Jessica Faust got me thinking this week with this post about product placement in the e-books, and as always happens, my brain started skipping all over, taking various tangents, so I thought maybe we'd explore together what exactly author integrity was. There are easy lines and hard lines and a lot of gray area in between... ready for a trip?!
The EASY Line
No plagiarism, ne? Easy peasy line. Never take credit for anybody else's stuff. And it's always great to have your own totally original book... every thought from your own brain. Never wrong, right?
And what about people who write gossip about other peoples' lives? Is that okay? Only if they get permission? If it's a public figure? If the person is REALLY obnoxious? If you do it in SECRET and you call it FICTION?
What About the Ideas?
It would be SO SO wrong to sit in a coffee shop and overhear a writer telling her BFF about her great new idea and then go write that book. Even if you felt sure the writer was LOUSY and couldn't execute it, it is STILL wrong to steal the idea.
We read. We watch. We talk. And over time the stories become a part of us. It would hardly be fair to disallow anything that had some prior iterations. If Romeo and Juliet disallowed West Side Story and Grease... sad. Though we also wouldn't have Twilight, so that's something *shifty* I think that is one of the functions of the publishing industry... filtering out the 'not fresh enough' new versions of old stuff from the new enough twists.
This gets into that whole product placement discussion... it is of course widespread to include the name of a product in books. Characters drink Coca-cola, or chew Excedrin, or eat Krispy Kremes. It is what real people do. It would be an unrealistic expectation to leave all of that out. But to put them in on purpose in order to get paid by the manufacturer? How would that work? Would the manufacturer request it from certain authors? Or would authors write in products left and write hoping for an endorsement after the fact? When there is product placement on television or movies, then the manufacture often gets approval rights, or it has to be removed. Does the book industry want to enter that quagmire?
What about special requests? Do you incorporate a story twist or a character because somebody wants you to?
So Because I Can't Help Myself

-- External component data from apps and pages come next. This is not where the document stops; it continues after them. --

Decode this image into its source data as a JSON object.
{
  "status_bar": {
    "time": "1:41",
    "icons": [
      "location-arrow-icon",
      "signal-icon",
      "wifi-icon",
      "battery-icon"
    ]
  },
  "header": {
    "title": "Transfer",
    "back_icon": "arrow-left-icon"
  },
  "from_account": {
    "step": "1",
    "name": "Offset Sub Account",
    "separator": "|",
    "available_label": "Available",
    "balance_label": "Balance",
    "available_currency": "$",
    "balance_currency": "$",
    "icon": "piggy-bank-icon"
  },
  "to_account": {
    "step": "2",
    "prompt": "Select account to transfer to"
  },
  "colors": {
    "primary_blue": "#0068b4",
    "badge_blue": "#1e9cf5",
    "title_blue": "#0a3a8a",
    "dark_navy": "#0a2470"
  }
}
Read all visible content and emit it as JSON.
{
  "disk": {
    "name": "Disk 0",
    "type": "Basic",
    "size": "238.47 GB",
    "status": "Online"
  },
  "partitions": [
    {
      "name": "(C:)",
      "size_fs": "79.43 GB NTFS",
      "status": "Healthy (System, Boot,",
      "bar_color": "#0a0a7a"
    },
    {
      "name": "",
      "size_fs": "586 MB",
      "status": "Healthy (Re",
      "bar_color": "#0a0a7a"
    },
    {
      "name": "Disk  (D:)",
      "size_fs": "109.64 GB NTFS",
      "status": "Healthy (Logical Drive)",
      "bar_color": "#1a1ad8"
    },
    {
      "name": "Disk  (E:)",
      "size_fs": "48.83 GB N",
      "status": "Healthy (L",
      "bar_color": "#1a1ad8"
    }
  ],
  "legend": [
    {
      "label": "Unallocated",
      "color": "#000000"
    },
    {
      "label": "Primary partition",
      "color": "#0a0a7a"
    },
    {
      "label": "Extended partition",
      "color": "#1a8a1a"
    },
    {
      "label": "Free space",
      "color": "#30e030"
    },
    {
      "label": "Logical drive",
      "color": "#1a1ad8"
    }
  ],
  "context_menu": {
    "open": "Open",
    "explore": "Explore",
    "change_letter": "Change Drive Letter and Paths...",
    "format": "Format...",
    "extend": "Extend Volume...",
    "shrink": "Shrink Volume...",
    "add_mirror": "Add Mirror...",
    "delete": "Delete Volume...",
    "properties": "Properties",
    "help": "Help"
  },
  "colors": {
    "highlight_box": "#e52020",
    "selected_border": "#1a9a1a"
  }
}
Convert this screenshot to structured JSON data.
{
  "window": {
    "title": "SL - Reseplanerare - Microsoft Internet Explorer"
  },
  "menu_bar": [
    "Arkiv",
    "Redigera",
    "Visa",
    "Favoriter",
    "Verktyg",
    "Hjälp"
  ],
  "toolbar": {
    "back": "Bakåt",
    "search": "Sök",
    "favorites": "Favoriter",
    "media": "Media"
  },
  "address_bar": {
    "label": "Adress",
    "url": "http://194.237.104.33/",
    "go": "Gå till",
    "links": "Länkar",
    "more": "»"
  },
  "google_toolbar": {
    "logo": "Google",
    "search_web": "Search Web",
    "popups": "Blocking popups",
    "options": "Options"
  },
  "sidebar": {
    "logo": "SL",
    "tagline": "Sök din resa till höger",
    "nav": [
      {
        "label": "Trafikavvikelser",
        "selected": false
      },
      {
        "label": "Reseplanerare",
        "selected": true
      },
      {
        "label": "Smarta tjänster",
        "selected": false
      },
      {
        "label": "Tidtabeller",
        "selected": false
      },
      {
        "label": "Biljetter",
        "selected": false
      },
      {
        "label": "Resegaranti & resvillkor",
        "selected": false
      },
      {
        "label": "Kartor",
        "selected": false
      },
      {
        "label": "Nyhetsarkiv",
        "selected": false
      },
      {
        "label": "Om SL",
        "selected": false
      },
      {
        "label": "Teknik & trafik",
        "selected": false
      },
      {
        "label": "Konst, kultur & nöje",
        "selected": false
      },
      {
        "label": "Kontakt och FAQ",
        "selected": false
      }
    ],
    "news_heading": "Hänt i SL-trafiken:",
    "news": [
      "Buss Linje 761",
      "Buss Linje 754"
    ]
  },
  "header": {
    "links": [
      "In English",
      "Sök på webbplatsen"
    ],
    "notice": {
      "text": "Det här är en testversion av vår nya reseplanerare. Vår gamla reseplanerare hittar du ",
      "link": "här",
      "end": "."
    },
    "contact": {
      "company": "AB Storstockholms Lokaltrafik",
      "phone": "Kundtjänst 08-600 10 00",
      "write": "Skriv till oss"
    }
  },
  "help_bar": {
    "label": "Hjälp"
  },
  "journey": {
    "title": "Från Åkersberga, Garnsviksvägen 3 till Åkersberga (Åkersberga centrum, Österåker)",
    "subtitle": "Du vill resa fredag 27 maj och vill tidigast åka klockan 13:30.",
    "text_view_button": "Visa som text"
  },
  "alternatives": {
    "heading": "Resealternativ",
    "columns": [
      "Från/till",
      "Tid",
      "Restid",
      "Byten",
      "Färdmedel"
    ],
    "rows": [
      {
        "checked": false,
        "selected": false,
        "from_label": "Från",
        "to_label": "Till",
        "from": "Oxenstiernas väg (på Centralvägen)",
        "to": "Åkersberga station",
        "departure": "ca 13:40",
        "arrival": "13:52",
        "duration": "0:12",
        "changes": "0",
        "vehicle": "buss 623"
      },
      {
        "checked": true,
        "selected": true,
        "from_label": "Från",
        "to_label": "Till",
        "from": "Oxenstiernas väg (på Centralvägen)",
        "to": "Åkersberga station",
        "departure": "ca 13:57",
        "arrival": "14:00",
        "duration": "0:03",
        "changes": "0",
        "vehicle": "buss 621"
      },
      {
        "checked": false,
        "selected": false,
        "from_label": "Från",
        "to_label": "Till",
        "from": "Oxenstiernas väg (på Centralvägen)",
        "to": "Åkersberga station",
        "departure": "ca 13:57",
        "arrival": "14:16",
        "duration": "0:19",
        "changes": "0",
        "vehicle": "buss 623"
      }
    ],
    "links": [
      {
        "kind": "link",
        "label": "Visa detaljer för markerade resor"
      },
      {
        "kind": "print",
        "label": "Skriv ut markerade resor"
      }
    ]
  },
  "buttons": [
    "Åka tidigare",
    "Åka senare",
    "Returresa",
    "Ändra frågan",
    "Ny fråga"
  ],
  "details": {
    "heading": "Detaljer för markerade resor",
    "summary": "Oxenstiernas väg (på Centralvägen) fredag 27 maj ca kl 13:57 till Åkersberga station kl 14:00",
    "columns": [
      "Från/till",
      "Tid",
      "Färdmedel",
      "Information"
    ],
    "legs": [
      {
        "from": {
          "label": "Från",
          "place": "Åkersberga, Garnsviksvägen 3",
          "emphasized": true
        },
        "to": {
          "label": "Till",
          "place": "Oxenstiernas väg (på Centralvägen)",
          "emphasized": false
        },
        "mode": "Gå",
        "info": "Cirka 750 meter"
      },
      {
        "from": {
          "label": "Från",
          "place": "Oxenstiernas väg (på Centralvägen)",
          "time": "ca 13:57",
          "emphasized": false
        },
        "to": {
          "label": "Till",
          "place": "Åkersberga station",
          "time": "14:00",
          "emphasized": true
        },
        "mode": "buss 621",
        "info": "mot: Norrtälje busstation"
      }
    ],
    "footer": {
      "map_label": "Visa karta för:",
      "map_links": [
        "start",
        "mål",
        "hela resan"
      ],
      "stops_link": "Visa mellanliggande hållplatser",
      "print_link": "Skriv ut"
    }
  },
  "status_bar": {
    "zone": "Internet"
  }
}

My opinion on the matter is that as long as we are learning and growing, then what we write is good for us. YES, there are times to consider pen names and such, if you have 'higher aspirations'... The fan fiction I started with uses someone elses' characters... hit a couple plot points... and developed and grew. I am going to watch the product thing. It depends on how obtrusive it is... a hyperlink might be okay, not a flashy ad. My opinions aren't quite as lenient for the side USING ghost writers... I can live with it if there is credit, but I don't think I quite approve. But from the WRITER'S end... we do what we need to to grow, and if we can find a route to get paid in the process, I'm okay with that. I also think we should give credit where conscious decisions were made to use ideas from here or there--ESPECIALLY from any living author's work or living person's suggestion. It's just the right thing to do.
So what are your opinions? What are the lines you won't cross? Which ones are okay?